Information Block Start

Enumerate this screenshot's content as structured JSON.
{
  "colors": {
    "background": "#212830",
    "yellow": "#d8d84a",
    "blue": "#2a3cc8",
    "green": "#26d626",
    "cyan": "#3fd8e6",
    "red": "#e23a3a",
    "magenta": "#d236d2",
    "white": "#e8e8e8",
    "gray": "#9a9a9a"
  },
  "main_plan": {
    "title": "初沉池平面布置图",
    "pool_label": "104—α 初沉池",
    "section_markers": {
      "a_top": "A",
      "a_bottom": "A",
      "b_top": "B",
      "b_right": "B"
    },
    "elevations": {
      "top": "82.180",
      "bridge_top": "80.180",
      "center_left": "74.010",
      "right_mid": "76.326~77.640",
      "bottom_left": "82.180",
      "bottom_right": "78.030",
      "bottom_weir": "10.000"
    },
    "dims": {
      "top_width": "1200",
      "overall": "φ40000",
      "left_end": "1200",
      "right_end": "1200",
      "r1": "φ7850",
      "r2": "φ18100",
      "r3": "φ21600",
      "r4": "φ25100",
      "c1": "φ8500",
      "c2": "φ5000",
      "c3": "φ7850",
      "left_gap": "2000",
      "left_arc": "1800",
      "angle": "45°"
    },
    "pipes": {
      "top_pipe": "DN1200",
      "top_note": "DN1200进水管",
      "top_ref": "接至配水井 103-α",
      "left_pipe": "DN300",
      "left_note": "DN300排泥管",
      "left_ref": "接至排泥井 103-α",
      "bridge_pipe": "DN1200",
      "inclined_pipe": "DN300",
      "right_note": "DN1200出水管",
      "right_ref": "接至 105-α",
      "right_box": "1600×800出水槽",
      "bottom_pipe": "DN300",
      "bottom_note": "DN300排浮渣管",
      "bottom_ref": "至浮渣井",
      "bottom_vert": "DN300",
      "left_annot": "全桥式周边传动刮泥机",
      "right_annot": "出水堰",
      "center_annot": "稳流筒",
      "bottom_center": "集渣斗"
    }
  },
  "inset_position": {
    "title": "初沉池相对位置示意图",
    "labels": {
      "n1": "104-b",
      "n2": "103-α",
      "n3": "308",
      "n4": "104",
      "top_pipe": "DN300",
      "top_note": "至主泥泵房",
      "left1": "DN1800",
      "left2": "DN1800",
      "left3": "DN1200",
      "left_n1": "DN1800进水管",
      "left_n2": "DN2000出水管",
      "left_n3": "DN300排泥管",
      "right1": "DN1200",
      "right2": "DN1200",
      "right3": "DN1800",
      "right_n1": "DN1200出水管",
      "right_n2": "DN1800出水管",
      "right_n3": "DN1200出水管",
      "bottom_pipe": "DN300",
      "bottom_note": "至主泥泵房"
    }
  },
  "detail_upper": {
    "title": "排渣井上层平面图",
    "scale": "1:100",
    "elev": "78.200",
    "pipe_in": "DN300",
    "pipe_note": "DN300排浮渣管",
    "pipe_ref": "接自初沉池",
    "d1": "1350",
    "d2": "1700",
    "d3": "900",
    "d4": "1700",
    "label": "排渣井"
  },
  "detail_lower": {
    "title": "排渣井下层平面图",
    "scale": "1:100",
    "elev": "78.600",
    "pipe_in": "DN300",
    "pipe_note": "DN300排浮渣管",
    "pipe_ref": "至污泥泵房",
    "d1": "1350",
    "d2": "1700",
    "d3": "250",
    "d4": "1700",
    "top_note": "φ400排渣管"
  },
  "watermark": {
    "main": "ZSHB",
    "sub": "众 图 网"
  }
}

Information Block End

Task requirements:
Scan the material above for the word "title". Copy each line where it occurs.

Result for this exercise:
    "title": "初沉池平面布置图",
    "title": "初沉池相对位置示意图",
    "title": "排渣井上层平面图",
    "title": "排渣井下层平面图",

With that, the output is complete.